• _About this task_: Please quote the material exactly, every line of it.

• _Supplied material_:
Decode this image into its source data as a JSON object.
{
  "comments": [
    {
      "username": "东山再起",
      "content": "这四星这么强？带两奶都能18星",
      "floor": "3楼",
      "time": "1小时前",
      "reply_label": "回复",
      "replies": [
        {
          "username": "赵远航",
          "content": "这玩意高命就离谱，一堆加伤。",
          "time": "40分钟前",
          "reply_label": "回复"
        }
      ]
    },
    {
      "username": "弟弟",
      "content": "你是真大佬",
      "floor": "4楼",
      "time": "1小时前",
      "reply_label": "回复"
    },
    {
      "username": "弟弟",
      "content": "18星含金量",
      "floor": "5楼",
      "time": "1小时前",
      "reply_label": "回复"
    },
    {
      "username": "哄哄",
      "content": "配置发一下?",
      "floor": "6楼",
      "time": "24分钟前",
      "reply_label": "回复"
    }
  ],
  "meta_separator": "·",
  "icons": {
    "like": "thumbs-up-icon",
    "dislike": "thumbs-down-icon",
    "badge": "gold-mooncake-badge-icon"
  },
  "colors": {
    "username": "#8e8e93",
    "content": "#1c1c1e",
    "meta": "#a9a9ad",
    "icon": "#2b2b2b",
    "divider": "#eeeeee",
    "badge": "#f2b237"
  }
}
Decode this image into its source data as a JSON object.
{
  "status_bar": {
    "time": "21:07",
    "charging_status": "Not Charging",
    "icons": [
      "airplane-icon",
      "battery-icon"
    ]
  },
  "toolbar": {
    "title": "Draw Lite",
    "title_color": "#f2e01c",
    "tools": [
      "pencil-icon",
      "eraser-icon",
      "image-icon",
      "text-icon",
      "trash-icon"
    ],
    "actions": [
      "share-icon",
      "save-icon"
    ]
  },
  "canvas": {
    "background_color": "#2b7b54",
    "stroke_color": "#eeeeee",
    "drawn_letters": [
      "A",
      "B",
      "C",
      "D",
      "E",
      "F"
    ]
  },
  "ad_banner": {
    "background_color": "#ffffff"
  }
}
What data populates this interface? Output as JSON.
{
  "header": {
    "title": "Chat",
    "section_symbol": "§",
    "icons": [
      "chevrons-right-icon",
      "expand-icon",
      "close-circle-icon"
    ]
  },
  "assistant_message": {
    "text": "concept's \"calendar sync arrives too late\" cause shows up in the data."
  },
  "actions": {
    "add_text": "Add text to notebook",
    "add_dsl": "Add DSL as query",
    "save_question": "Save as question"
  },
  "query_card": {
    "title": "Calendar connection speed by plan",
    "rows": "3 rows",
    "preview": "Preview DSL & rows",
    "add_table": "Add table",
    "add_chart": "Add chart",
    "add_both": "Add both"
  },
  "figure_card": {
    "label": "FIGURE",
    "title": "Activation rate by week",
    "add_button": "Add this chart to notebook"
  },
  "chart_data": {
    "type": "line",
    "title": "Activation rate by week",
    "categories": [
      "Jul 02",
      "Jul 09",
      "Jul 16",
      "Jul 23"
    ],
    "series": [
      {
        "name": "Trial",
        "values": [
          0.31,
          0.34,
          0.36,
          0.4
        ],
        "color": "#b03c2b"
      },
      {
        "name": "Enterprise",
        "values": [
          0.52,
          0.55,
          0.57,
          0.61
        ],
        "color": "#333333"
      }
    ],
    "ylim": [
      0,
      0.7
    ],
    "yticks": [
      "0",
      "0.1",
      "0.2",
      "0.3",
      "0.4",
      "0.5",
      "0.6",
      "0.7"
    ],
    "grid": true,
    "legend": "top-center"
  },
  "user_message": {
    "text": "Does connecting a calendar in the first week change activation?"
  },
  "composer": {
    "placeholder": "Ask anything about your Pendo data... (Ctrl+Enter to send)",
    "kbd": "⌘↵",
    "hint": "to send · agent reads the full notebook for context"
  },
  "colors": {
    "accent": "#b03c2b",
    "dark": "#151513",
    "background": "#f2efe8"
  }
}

• _Output for this exercise_:
Decode this image into its source data as a JSON object.
{
  "comments": [
    {
      "username": "东山再起",
      "content": "这四星这么强？带两奶都能18星",
      "floor": "3楼",
      "time": "1小时前",
      "reply_label": "回复",
      "replies": [
        {
          "username": "赵远航",
          "content": "这玩意高命就离谱，一堆加伤。",
          "time": "40分钟前",
          "reply_label": "回复"
        }
      ]
    },
    {
      "username": "弟弟",
      "content": "你是真大佬",
      "floor": "4楼",
      "time": "1小时前",
      "reply_label": "回复"
    },
    {
      "username": "弟弟",
      "content": "18星含金量",
      "floor": "5楼",
      "time": "1小时前",
      "reply_label": "回复"
    },
    {
      "username": "哄哄",
      "content": "配置发一下?",
      "floor": "6楼",
      "time": "24分钟前",
      "reply_label": "回复"
    }
  ],
  "meta_separator": "·",
  "icons": {
    "like": "thumbs-up-icon",
    "dislike": "thumbs-down-icon",
    "badge": "gold-mooncake-badge-icon"
  },
  "colors": {
    "username": "#8e8e93",
    "content": "#1c1c1e",
    "meta": "#a9a9ad",
    "icon": "#2b2b2b",
    "divider": "#eeeeee",
    "badge": "#f2b237"
  }
}
Decode this image into its source data as a JSON object.
{
  "status_bar": {
    "time": "21:07",
    "charging_status": "Not Charging",
    "icons": [
      "airplane-icon",
      "battery-icon"
    ]
  },
  "toolbar": {
    "title": "Draw Lite",
    "title_color": "#f2e01c",
    "tools": [
      "pencil-icon",
      "eraser-icon",
      "image-icon",
      "text-icon",
      "trash-icon"
    ],
    "actions": [
      "share-icon",
      "save-icon"
    ]
  },
  "canvas": {
    "background_color": "#2b7b54",
    "stroke_color": "#eeeeee",
    "drawn_letters": [
      "A",
      "B",
      "C",
      "D",
      "E",
      "F"
    ]
  },
  "ad_banner": {
    "background_color": "#ffffff"
  }
}
What data populates this interface? Output as JSON.
{
  "header": {
    "title": "Chat",
    "section_symbol": "§",
    "icons": [
      "chevrons-right-icon",
      "expand-icon",
      "close-circle-icon"
    ]
  },
  "assistant_message": {
    "text": "concept's \"calendar sync arrives too late\" cause shows up in the data."
  },
  "actions": {
    "add_text": "Add text to notebook",
    "add_dsl": "Add DSL as query",
    "save_question": "Save as question"
  },
  "query_card": {
    "title": "Calendar connection speed by plan",
    "rows": "3 rows",
    "preview": "Preview DSL & rows",
    "add_table": "Add table",
    "add_chart": "Add chart",
    "add_both": "Add both"
  },
  "figure_card": {
    "label": "FIGURE",
    "title": "Activation rate by week",
    "add_button": "Add this chart to notebook"
  },
  "chart_data": {
    "type": "line",
    "title": "Activation rate by week",
    "categories": [
      "Jul 02",
      "Jul 09",
      "Jul 16",
      "Jul 23"
    ],
    "series": [
      {
        "name": "Trial",
        "values": [
          0.31,
          0.34,
          0.36,
          0.4
        ],
        "color": "#b03c2b"
      },
      {
        "name": "Enterprise",
        "values": [
          0.52,
          0.55,
          0.57,
          0.61
        ],
        "color": "#333333"
      }
    ],
    "ylim": [
      0,
      0.7
    ],
    "yticks": [
      "0",
      "0.1",
      "0.2",
      "0.3",
      "0.4",
      "0.5",
      "0.6",
      "0.7"
    ],
    "grid": true,
    "legend": "top-center"
  },
  "user_message": {
    "text": "Does connecting a calendar in the first week change activation?"
  },
  "composer": {
    "placeholder": "Ask anything about your Pendo data... (Ctrl+Enter to send)",
    "kbd": "⌘↵",
    "hint": "to send · agent reads the full notebook for context"
  },
  "colors": {
    "accent": "#b03c2b",
    "dark": "#151513",
    "background": "#f2efe8"
  }
}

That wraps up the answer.